When my mother complains about social media, she references her friends that only post to brag. “Tommy got into Harvard AND Yale! Such a hard choice!” *Insert picture of the son as the homecoming king*. But, being the charmer she is, she will congratulate them (with a “xoxo”) and as a result, they will like and share and comment on her posts as well. Be my mother! What goes around, comes back around: engage with others and they will engage with you. Though this sounds silly, Larry swears by it.
Converse directly with your followers: Literally have a conversation with them, retweet them, like and comment on their posts, and directly ask them to interact with your content. The insurance company Allstate created a separate Twitter account for their popular advertising character, Mayhem, who continously “captures the life events you just can’t seem to avoid.” Almost everything they post is geared towards talking to their fans, whether that be retweeting, asking questions, running a contest, or even sending #MayhemValentine’s to followers. This Twitter account also follows my point above regarding using humor and personality in each post. Recently they ran an overwhelming successful social media campaign #MayhemSale, in which Mayhem possed as a burglar selling all his best burgles online. It sounds sort of bizzare, but it worked and created an insane amount of buzz. Just look at the one tweet below with 4.6K retweets.
The nature of each channel and the engagement preferences of its core community will play a major role in deciding whether your content is a good fit. For example, your audience might be open to connecting with your brand in a Twitter chat but prefers to reserve Snapchat for conversations with personal friends. Long-form content might play well on LinkedIn or Medium, while memes and captioned photos on these platforms would be inappropriate. It’s important to familiarize yourself with the characteristics of each channel and its corresponding community before joining the conversation.
Who is going to create your content? Who is going to maintain your social media accounts? Who is going to respond to questions and be the face of your business online? Do you have the technical ability in-house to join the online conversation? If not, are you willing to learn? Can you or someone who works with you write well? You need to be sure you have the necessary people in place to execute a social media marketing plan before you start.
I know, I know there are a lot of options here! Luckily, they all have free plans so you can experiment and find the platform that works best for your social strategy. At the end of the day you can’t go wrong moving onto a social media management tool – it will likely save you time, grow your social presence, and possibly even make you some money!
Buffer is wonderfully simple and effective at its primary purpose; scheduling posts to go out to multiple social accounts. This is great for saving you time and to allow you to post when your audience is online. However the anaylitics that come with the free version are very basic so are not brilliant for optimising your posts. I would thus recommend using other tools to gather data on the success of your posts if you don’t want to pay for Buffer’s “Awesome plan”.
Use the data you gather via social listening to analyze how your customers and prospects feel and what they need from your business. Your goal should be to make sure you have confidence in the data you are looking at, so you’ll need a comprehensive and extendable social analytics effort to ensure you can keep up with the latest demands. Once you understand the data, you have the opportunity to share the findings broadly across the business. We call this “operationalizing the data.”

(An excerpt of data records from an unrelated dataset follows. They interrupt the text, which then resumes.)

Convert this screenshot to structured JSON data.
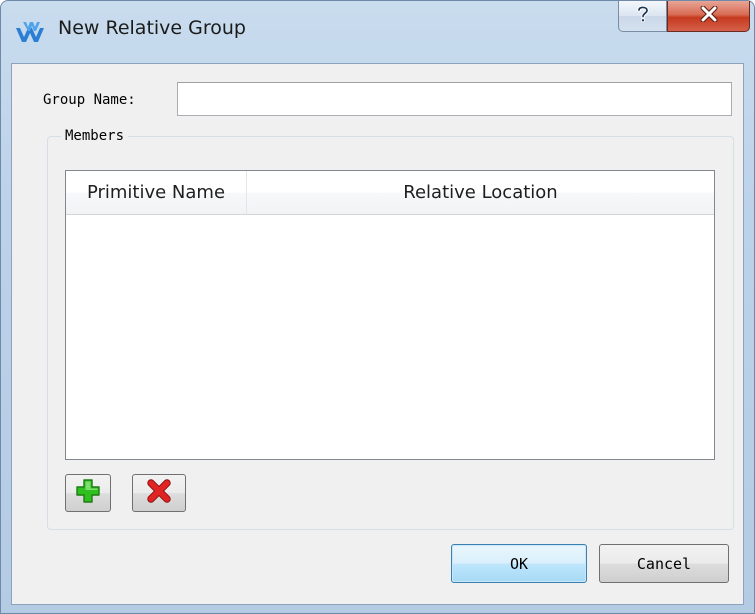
{
  "window": {
    "title": "New Relative Group",
    "app_icon": "wave-logo-icon",
    "help_icon": "question-mark-icon",
    "close_icon": "close-x-icon"
  },
  "form": {
    "group_name_label": "Group Name:",
    "group_name_value": "",
    "members_legend": "Members"
  },
  "members_table": {
    "columns": [
      "Primitive Name",
      "Relative Location"
    ],
    "rows": []
  },
  "member_actions": {
    "add_icon": "plus-icon",
    "delete_icon": "delete-x-icon"
  },
  "buttons": {
    "ok_label": "OK",
    "cancel_label": "Cancel"
  },
  "colors": {
    "add_icon": "#2fbf1f",
    "delete_icon": "#d81818",
    "close_button": "#c8452c",
    "app_icon": "#2a7fd4"
  }
}
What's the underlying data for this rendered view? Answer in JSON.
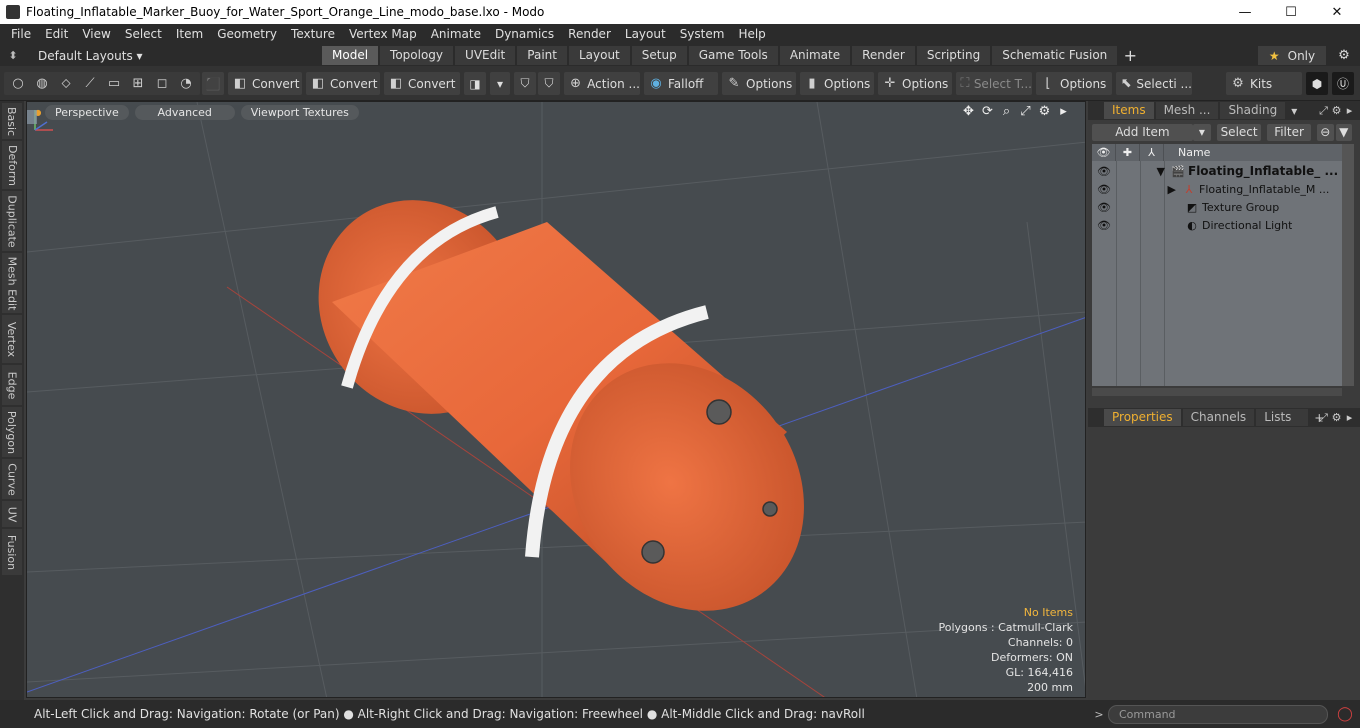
{
  "window": {
    "title": "Floating_Inflatable_Marker_Buoy_for_Water_Sport_Orange_Line_modo_base.lxo - Modo",
    "minimize": "—",
    "maximize": "☐",
    "close": "✕"
  },
  "menu": [
    "File",
    "Edit",
    "View",
    "Select",
    "Item",
    "Geometry",
    "Texture",
    "Vertex Map",
    "Animate",
    "Dynamics",
    "Render",
    "Layout",
    "System",
    "Help"
  ],
  "layout": {
    "default_layouts": "Default Layouts ▾",
    "tabs": [
      "Model",
      "Topology",
      "UVEdit",
      "Paint",
      "Layout",
      "Setup",
      "Game Tools",
      "Animate",
      "Render",
      "Scripting",
      "Schematic Fusion"
    ],
    "active_tab": "Model",
    "plus": "+",
    "only": "Only"
  },
  "toolbar": {
    "convert1": "Convert",
    "convert2": "Convert",
    "convert3": "Convert",
    "action": "Action ...",
    "falloff": "Falloff",
    "options1": "Options",
    "options2": "Options",
    "options3": "Options",
    "select_t": "Select T...",
    "options4": "Options",
    "selecti": "Selecti ...",
    "kits": "Kits"
  },
  "left_tabs": [
    "Basic",
    "Deform",
    "Duplicate",
    "Mesh Edit",
    "Vertex",
    "Edge",
    "Polygon",
    "Curve",
    "UV",
    "Fusion"
  ],
  "viewport": {
    "perspective": "Perspective",
    "advanced": "Advanced",
    "textures": "Viewport Textures",
    "info": {
      "no_items": "No Items",
      "polygons": "Polygons : Catmull-Clark",
      "channels": "Channels: 0",
      "deformers": "Deformers: ON",
      "gl": "GL: 164,416",
      "scale": "200 mm"
    },
    "colors": {
      "buoy": "#e8683a",
      "stripe": "#f2f2f2",
      "background": "#464b4f"
    }
  },
  "items_panel": {
    "tabs": [
      "Items",
      "Mesh ...",
      "Shading"
    ],
    "add_item": "Add Item",
    "select": "Select",
    "filter": "Filter",
    "name_header": "Name",
    "rows": [
      {
        "label": "Floating_Inflatable_ ..."
      },
      {
        "label": "Floating_Inflatable_M ..."
      },
      {
        "label": "Texture Group"
      },
      {
        "label": "Directional Light"
      }
    ]
  },
  "properties_panel": {
    "tabs": [
      "Properties",
      "Channels",
      "Lists"
    ],
    "plus": "+"
  },
  "status": {
    "hint": "Alt-Left Click and Drag: Navigation: Rotate (or Pan) ● Alt-Right Click and Drag: Navigation: Freewheel ● Alt-Middle Click and Drag: navRoll",
    "command_placeholder": "Command"
  }
}
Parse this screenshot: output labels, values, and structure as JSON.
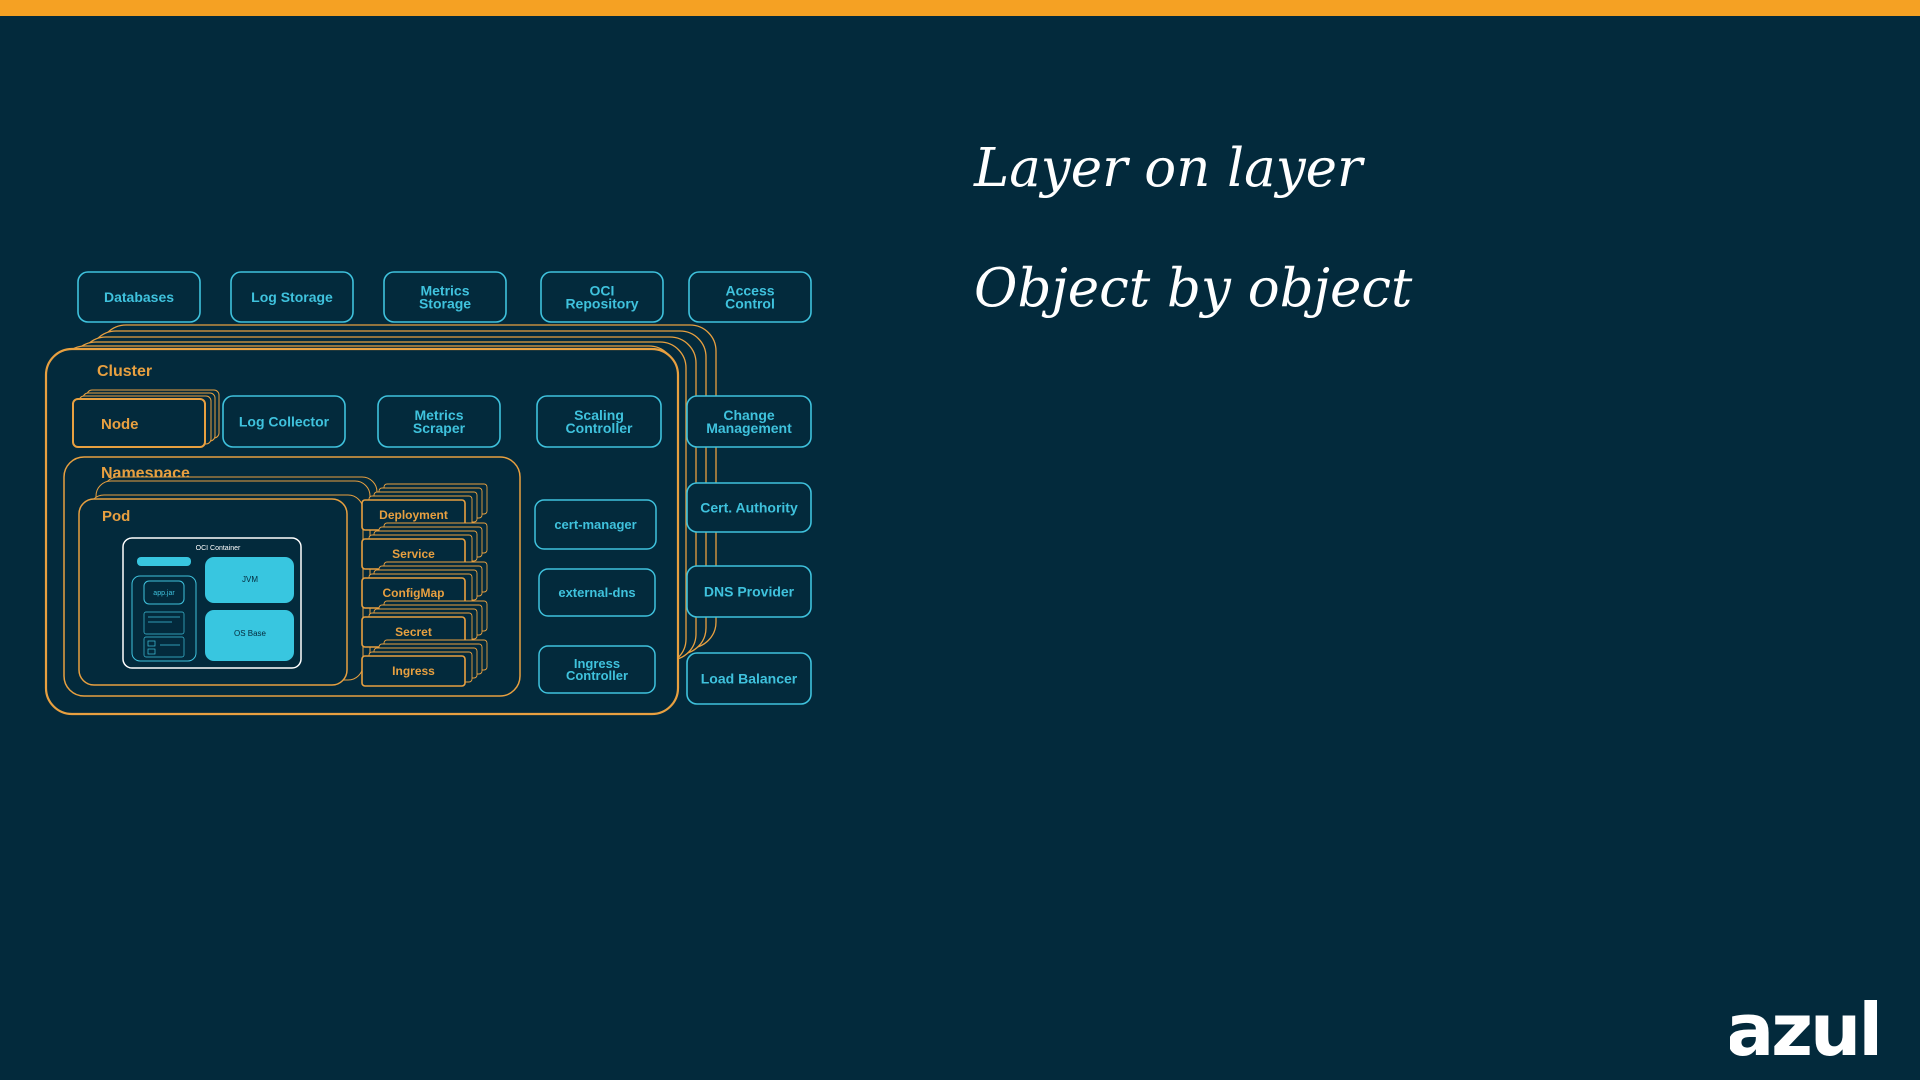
{
  "slide": {
    "title_line1": "Layer on layer",
    "title_line2": "Object by object",
    "brand": "azul"
  },
  "colors": {
    "background": "#032a3c",
    "top_bar": "#f5a123",
    "orange_outline": "#e8a040",
    "blue_outline": "#3fc2dd",
    "container_fill": "#38c6e0"
  },
  "diagram": {
    "external_top": [
      {
        "lines": [
          "Databases"
        ]
      },
      {
        "lines": [
          "Log Storage"
        ]
      },
      {
        "lines": [
          "Metrics",
          "Storage"
        ]
      },
      {
        "lines": [
          "OCI",
          "Repository"
        ]
      },
      {
        "lines": [
          "Access",
          "Control"
        ]
      }
    ],
    "external_right": [
      {
        "lines": [
          "Change",
          "Management"
        ]
      },
      {
        "lines": [
          "Cert. Authority"
        ]
      },
      {
        "lines": [
          "DNS Provider"
        ]
      },
      {
        "lines": [
          "Load Balancer"
        ]
      }
    ],
    "cluster_label": "Cluster",
    "node_label": "Node",
    "cluster_services": [
      {
        "lines": [
          "Log Collector"
        ]
      },
      {
        "lines": [
          "Metrics",
          "Scraper"
        ]
      },
      {
        "lines": [
          "Scaling",
          "Controller"
        ]
      }
    ],
    "namespace_label": "Namespace",
    "addons": [
      {
        "lines": [
          "cert-manager"
        ]
      },
      {
        "lines": [
          "external-dns"
        ]
      },
      {
        "lines": [
          "Ingress",
          "Controller"
        ]
      }
    ],
    "pod_label": "Pod",
    "container": {
      "label": "OCI Container",
      "app": "app.jar",
      "jvm": "JVM",
      "os": "OS Base"
    },
    "k8s_objects": [
      "Deployment",
      "Service",
      "ConfigMap",
      "Secret",
      "Ingress"
    ]
  }
}
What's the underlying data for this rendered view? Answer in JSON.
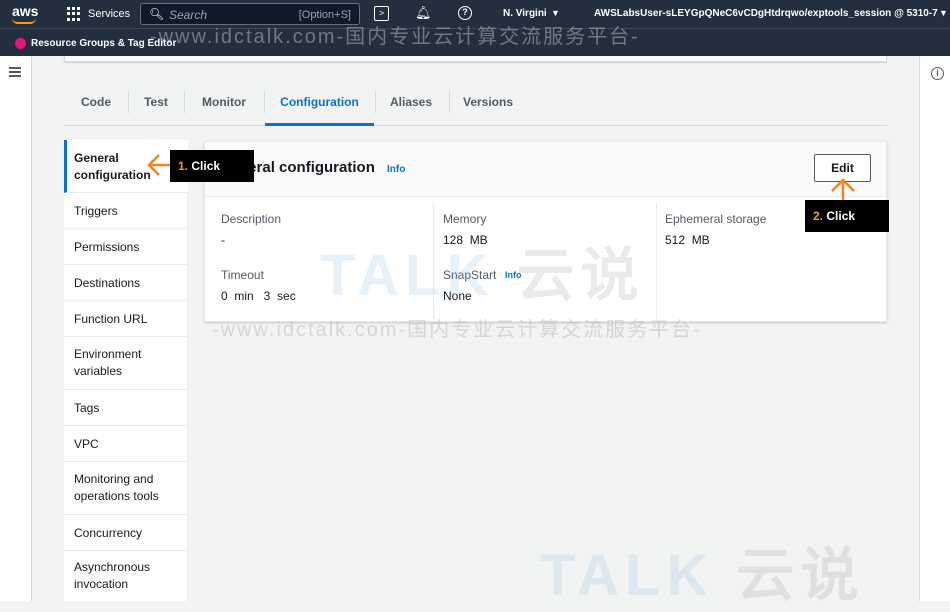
{
  "topbar": {
    "logo": "aws",
    "services_label": "Services",
    "search_placeholder": "Search",
    "search_shortcut": "[Option+S]",
    "region": "N. Virgini",
    "account": "AWSLabsUser-sLEYGpQNeC6vCDgHtdrqwo/exptools_session @ 5310-7"
  },
  "secondbar": {
    "service_label": "Resource Groups & Tag Editor"
  },
  "tabs": [
    {
      "label": "Code",
      "active": false
    },
    {
      "label": "Test",
      "active": false
    },
    {
      "label": "Monitor",
      "active": false
    },
    {
      "label": "Configuration",
      "active": true
    },
    {
      "label": "Aliases",
      "active": false
    },
    {
      "label": "Versions",
      "active": false
    }
  ],
  "sidenav": {
    "items": [
      {
        "label": "General configuration",
        "active": true
      },
      {
        "label": "Triggers"
      },
      {
        "label": "Permissions"
      },
      {
        "label": "Destinations"
      },
      {
        "label": "Function URL"
      },
      {
        "label": "Environment variables"
      },
      {
        "label": "Tags"
      },
      {
        "label": "VPC"
      },
      {
        "label": "Monitoring and operations tools"
      },
      {
        "label": "Concurrency"
      },
      {
        "label": "Asynchronous invocation"
      }
    ]
  },
  "card": {
    "title": "General configuration",
    "info": "Info",
    "edit_label": "Edit",
    "fields": {
      "description_label": "Description",
      "description_value": "-",
      "memory_label": "Memory",
      "memory_value": "128  MB",
      "ephemeral_label": "Ephemeral storage",
      "ephemeral_value": "512  MB",
      "timeout_label": "Timeout",
      "timeout_value": "0  min   3  sec",
      "snapstart_label": "SnapStart",
      "snapstart_info": "Info",
      "snapstart_value": "None"
    }
  },
  "annotations": {
    "step1_num": "1.",
    "step1_text": "Click",
    "step2_num": "2.",
    "step2_text": "Click",
    "arrow_color": "#f5821f"
  },
  "watermark": {
    "url_text": "-www.idctalk.com-国内专业云计算交流服务平台-",
    "logo_text": "TALK",
    "logo_cn": "云说"
  },
  "colors": {
    "accent": "#0972d3",
    "nav_dark": "#232f3e",
    "highlight": "#ff9900"
  }
}
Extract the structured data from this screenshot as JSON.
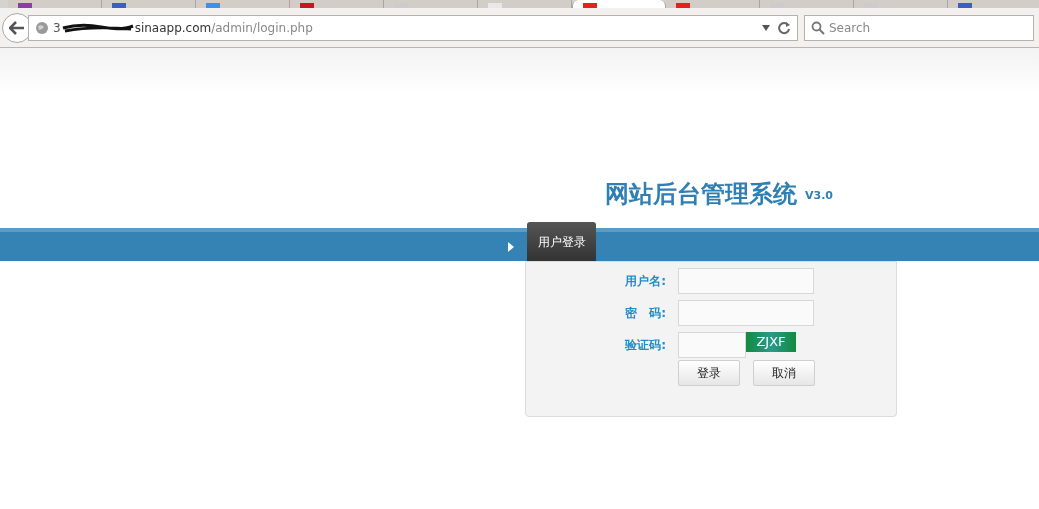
{
  "browser": {
    "tabs": [
      {
        "color": "#8a3fa8",
        "selected": false
      },
      {
        "color": "#3a5fc0",
        "selected": false
      },
      {
        "color": "#3d8fe8",
        "selected": false
      },
      {
        "color": "#c8161e",
        "selected": false
      },
      {
        "color": "#cccccc",
        "selected": false
      },
      {
        "color": "#e8e8e8",
        "selected": false
      },
      {
        "color": "#e8201c",
        "selected": true
      },
      {
        "color": "#e8201c",
        "selected": false
      },
      {
        "color": "#cccccc",
        "selected": false
      },
      {
        "color": "#cccccc",
        "selected": false
      },
      {
        "color": "#3a5fc0",
        "selected": false
      }
    ],
    "address": {
      "prefix": "3",
      "host": "sinaapp.com",
      "path": "/admin/login.php"
    },
    "search": {
      "placeholder": "Search"
    }
  },
  "page": {
    "title": "网站后台管理系统",
    "version": "V3.0",
    "tab": "用户登录",
    "fields": [
      {
        "label": "用户名:",
        "kind": "text"
      },
      {
        "label": "密　码:",
        "kind": "password"
      },
      {
        "label": "验证码:",
        "kind": "captcha",
        "captcha": "ZJXF"
      }
    ],
    "buttons": [
      "登录",
      "取消"
    ]
  }
}
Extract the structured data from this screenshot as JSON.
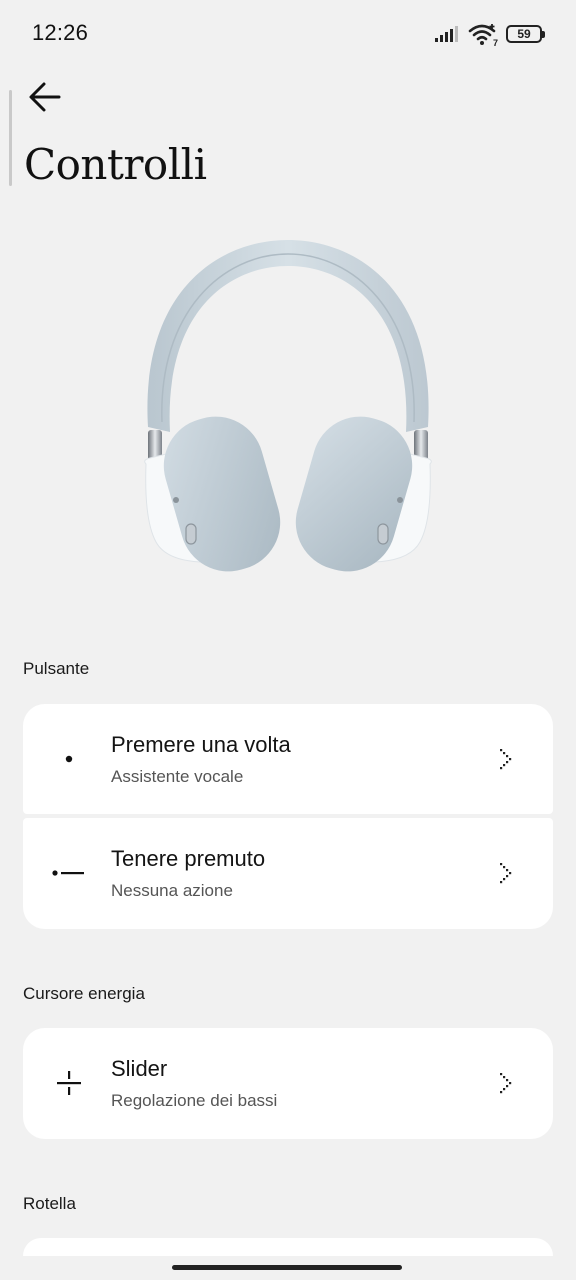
{
  "status_bar": {
    "time": "12:26",
    "battery_level": "59",
    "wifi_badge": "7"
  },
  "header": {
    "title": "Controlli"
  },
  "sections": {
    "button": {
      "label": "Pulsante",
      "items": [
        {
          "title": "Premere una volta",
          "subtitle": "Assistente vocale",
          "icon": "single-dot-icon"
        },
        {
          "title": "Tenere premuto",
          "subtitle": "Nessuna azione",
          "icon": "dot-dash-icon"
        }
      ]
    },
    "energy_slider": {
      "label": "Cursore energia",
      "items": [
        {
          "title": "Slider",
          "subtitle": "Regolazione dei bassi",
          "icon": "slider-icon"
        }
      ]
    },
    "wheel": {
      "label": "Rotella"
    }
  },
  "colors": {
    "background": "#f1f1f1",
    "card": "#ffffff",
    "text": "#141414",
    "subtext": "#555555"
  }
}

Social media has an integral part in the business landscape. With 3.2 billion people using social media around the world, and 11 new users every second, it’s safe to say the fad has turned into a global standard. Social media management tools and services can help you reach this huge audience and make running a social media campaign decidedly simpler.
Taking care of your social media presence is just as important as providing brilliant content for your audience. Not only do you inform them about things they might find useful, but you can also interact with them and receive valuable feedback and ideas for topics, connect with other people in your field and establish collaboration, and reach out to influencers, among other things.